The countryside around Berkhamsted was once occupied by a number of influential country estates and grand country houses — Ashlyns, Haresfoot, Ashridge, Rossway and Champneys. Ashlyns was owned by the Wethered Family. In the reign of King Charles II, Francis Wethered, Comptroller of the King’s Works lived in the old house here. In 1764 the Wethereds sold the house along with 200 acres of farmland, orchards and forest land.

The convenience of a major coaching route along Akeman Street into London attracted an emerging class of landed gentry to settle in the area. In 1800, a new Regency-style  house was built on the site for James Smith, of the noted Nottinghamshire banking family and descendant of Thomas Smith, founder of Smith’s Bank in Nottingham in 1699. James Smith’s second marriage was to Mary Isablella Pechell of Berkhamsted Place and they had five children.

Among the Ashlyns house staff was butler Richard Burn, who served the Smith family for 32 years. When he died in 1842 he was one of the first burials in the newly opened Rectory Lane Cemetery and his gravestone can still be seen today.

James and Mary Smith’s second child, Augustus Smith, who was born at Ashlyns Hall in 1804, became a very important figure in the history of Berkhamsted. Augustus Smith was well known in Berkhamsted for his philanthropy. He made his mark on the town’s history when he opposed Lord Brownlow of Ashridge in his attempt to enclose common land for his own private use.

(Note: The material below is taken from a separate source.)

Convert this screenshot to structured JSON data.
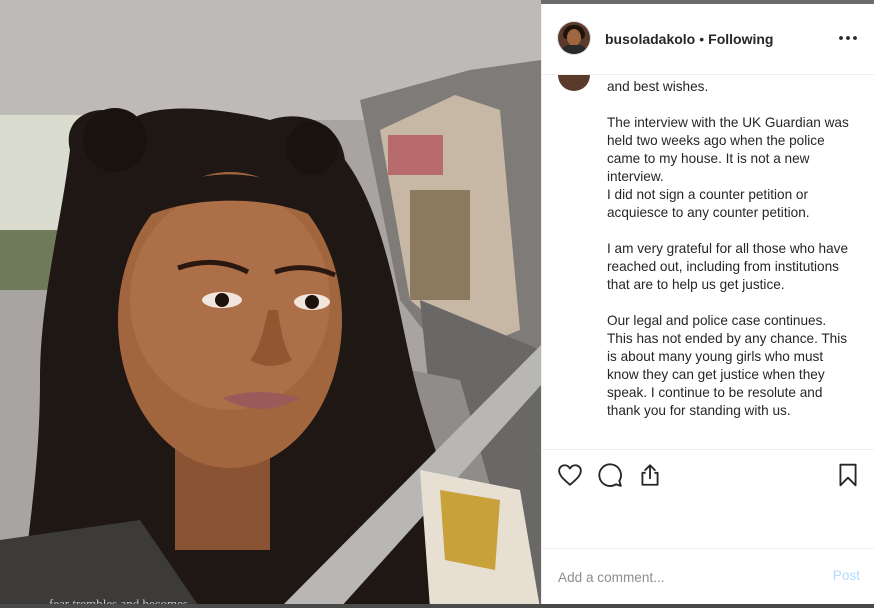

In 1866, Smith hired a gang of men from the East End of London to tear down Brownlow’s fencing, in an event that became known as “The Battle of Berkhamsted Common”. Augustus Smith became the first Lord Proprietor of the Isles of Scilly in 1838, and served as Member of Parliament for Truro 1857–1865. Augustus Smith died  in Plymouth on 31 July 1872 and was buried in St Buryan’s, Cornwall. There is a monument to Smith in the churchyard of St Mary’s Old Church, St Mary’s, Isles of Scilly.

Robert Algernon Smith, the younger brother of Augustus, married into another banking family, the Dorriens who lived at neighbouring Haresfoot house. His bride, Mary Anne Drever, was the granddaughter of George Dorrien, Governor of the Bank of England 1818 to 1820. Robert and Mary took the name Smith-Dorrien, and together they had fifteen children, among them Thomas Algernon and Horace. Robert and Mary are buried in Rectory Lane Cemetery, along with several members of the Smith-Dorrien family.

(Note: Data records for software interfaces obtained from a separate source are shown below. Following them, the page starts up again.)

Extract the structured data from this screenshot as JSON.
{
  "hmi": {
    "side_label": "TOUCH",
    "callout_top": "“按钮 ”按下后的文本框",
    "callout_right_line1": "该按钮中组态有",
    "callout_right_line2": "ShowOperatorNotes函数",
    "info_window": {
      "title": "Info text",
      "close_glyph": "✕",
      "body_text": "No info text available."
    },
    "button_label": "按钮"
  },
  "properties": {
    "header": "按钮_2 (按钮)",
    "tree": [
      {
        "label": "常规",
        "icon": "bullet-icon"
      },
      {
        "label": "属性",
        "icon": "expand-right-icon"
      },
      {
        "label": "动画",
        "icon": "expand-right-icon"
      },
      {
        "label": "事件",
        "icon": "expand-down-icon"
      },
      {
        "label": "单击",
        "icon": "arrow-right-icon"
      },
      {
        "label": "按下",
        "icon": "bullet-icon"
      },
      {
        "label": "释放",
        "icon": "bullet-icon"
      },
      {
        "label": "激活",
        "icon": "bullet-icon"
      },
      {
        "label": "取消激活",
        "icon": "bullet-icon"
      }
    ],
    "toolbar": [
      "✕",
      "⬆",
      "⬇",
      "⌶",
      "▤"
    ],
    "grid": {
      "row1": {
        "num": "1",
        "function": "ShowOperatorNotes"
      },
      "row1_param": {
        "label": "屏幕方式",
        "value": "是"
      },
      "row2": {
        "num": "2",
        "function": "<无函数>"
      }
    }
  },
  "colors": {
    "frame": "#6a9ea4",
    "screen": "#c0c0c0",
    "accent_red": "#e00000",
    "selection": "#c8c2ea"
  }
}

In 1859, the Ashlyns estate was purchased  by William Longman, son of the publisher Thomas Longman who founded the Longman publishing company. William was a friend of Augustus Smith and had earlier supported him in the Berkhamsted Common affair. Longman died in 1877 and his grave is in Rectory Lane Cemetery. He was highly influential in the town, and after his death he was commemorated in a stained glass window in St Peter’s Church.

In 1930 a large part of the estate was sold off to the children’s charity The Foundling Hospital, which was moving out of London, and a large new Neo-Georgian school building was erected on the land. After 1951, the Foundling Hospital closed its Berkhamsted premises and this building became Ashlyns School.

Ashlyns Hall remained in use as a private house on the remainder of the estate. It was the property of the Smith-Dorrien family, and was let out to a succession of tenants. Between c.1877 and 1896 the estate was let to a Colonel Lucas. From 1896 until 1911 Ashlyns Hall estate was let to the chemical manufacturer and politician, Richard Ashmole Cooper of the Cooper Baronets, of Shenstone Court. Subsequently, the lease was taken up by A.J. Ryder in 1912, and in 1919, Ashlyns Hall was leased to Gerald Kingsley. In 1991, Ashlyns Hall was sold off and converted for use as offices. The A41 bypass was built in 1993, cutting across the former country estate.

Ashlyns Hall is still standing today, just next to the bypass and a public footpath. It is a graceful, neoclassical villa with a bowed front and wrought-iron verandah. The neighbouring stable block and kitchen garden are now in use as a care home.

 

What's connected with this location

8 burials in Rectory Lane Cemetery are linked with Ashlyns Hall — click on a burial below to find out more about the historical connections:

Photos


Location map

Further reading